- A “smartphone manufacturer” is referred to as a “manufacturer of mobile devices” under Article 22-2(3) of the ICN Act (e.g., Samsung Electronics, LG Electronics, Apple).
- An “app service provider” is referred to as a “telecommunications service provider” under Article 22-2(1) of the ICN Act (e.g., Naver, Kakao, SKT). Government agencies which provide app services are also deemed to be app service providers.
- An “app developer” is defined as “someone that manufactures and supplies software for mobile devices” under Article 22-2(3) of the ICT Act.
- An “app market operator” means someone that provides a mobile marketplace where apps can be traded between users and app service providers [e.g., Google (Google Play), Apple (App Store)].
3. What Providers/Operators/Developers Should Do
- App service providers should
- Limit apps’ access to information stored in smartphones or installed functions only to the extent necessary for services.
- Distinguish between essential access rights and selective ones; clearly inform users about items requiring access rights and their reasons; and obtain user consent for both essential and selective access rights.
- Operating system providers should
- Provide settings to consent or withdraw consent to access rights.
- Prepare and release operating standards for access rights which app developers can easily understand so that they will not set unnecessary access rights.
- Smartphone manufacturers should install operating systems on smartphones that provide settings to consent or withdraw consent to access rights.
- App developers should implement settings to consent or withdraw consent to access rights in the process of manufacturing and supplying apps to fit the environment of smartphones and their operating systems.
- App market operators should provide app services providers with space for notices related to access rights so that users can easily access such notices.
4. Scope of Application
- The Guide applies to smartphones and table PCs with mobile communications. The Guide will not apply to devices that only perform functions such as Bluetooth, Wi-Fi, and tethering without utilizing mobile communication networks.
- Access Rights Subject to User Consent Requirements
- User consent will be required if the app service provider accesses, through apps, information stored in smartphones and installed functions (such as user save information, auto save information, device identification information, or input/output function).
- User consent will not be required if the app only works within smartphones without sending or receiving information to and from the server of the app service provider.
- User consent will not be required if the app is pre-installed on smartphones in the process of manufacturing and the app accesses information in order to perform essential functions of smartphones (such as communications, or playing music or videos).

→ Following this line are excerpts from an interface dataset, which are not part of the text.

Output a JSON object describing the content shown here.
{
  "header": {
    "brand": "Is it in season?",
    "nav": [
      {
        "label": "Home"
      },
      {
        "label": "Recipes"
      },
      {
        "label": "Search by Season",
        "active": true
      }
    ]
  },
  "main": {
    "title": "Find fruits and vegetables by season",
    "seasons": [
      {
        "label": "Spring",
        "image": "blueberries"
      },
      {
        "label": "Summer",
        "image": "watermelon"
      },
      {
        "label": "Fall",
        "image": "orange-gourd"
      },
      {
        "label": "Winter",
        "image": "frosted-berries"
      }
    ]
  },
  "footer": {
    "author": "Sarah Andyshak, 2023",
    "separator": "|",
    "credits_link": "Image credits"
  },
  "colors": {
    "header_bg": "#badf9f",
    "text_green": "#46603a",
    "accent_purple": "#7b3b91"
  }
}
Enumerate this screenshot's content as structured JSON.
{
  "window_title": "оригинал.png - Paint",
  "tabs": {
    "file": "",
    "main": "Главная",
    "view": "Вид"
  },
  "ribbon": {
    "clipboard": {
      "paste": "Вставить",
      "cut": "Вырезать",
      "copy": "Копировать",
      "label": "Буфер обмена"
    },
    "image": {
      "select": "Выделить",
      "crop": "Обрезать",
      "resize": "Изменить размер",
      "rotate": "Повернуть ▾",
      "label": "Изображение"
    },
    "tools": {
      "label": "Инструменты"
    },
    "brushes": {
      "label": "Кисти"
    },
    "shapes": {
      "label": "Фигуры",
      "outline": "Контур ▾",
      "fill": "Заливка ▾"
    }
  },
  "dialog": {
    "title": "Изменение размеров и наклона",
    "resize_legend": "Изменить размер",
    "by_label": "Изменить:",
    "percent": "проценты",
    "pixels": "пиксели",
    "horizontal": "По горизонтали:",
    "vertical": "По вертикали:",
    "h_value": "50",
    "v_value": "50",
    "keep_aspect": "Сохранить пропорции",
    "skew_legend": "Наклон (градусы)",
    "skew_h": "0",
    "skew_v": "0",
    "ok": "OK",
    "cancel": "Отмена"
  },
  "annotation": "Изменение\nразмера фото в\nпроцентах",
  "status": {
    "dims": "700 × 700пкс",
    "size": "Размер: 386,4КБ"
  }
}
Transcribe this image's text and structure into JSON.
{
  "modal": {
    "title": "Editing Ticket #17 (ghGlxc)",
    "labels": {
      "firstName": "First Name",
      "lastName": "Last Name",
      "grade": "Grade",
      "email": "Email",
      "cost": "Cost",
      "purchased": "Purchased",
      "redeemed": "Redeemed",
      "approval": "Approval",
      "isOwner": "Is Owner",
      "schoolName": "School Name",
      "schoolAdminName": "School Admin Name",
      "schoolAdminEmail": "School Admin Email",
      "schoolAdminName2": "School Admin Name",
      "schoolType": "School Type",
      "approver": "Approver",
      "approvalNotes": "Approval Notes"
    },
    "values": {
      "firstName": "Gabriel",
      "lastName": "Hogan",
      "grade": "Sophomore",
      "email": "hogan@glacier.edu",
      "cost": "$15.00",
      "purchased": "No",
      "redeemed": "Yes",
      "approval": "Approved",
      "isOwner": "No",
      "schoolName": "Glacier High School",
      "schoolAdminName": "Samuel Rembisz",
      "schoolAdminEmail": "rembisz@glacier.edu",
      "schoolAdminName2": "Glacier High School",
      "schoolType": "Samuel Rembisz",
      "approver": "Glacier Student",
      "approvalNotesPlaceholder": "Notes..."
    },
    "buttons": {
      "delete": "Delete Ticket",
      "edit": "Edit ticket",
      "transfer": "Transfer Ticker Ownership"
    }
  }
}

The Guide is expected to ease concerns about personal data breach that may occur as a result of app service providers and others accessing information on users’ smartphones without authorization. The Ministry of the Interior and the Korean Communications Commission said that they would enforce the mobile application industry’s compliance with the laws and regulations on access rights of mobile apps starting from July this year after the period of raising awareness until June.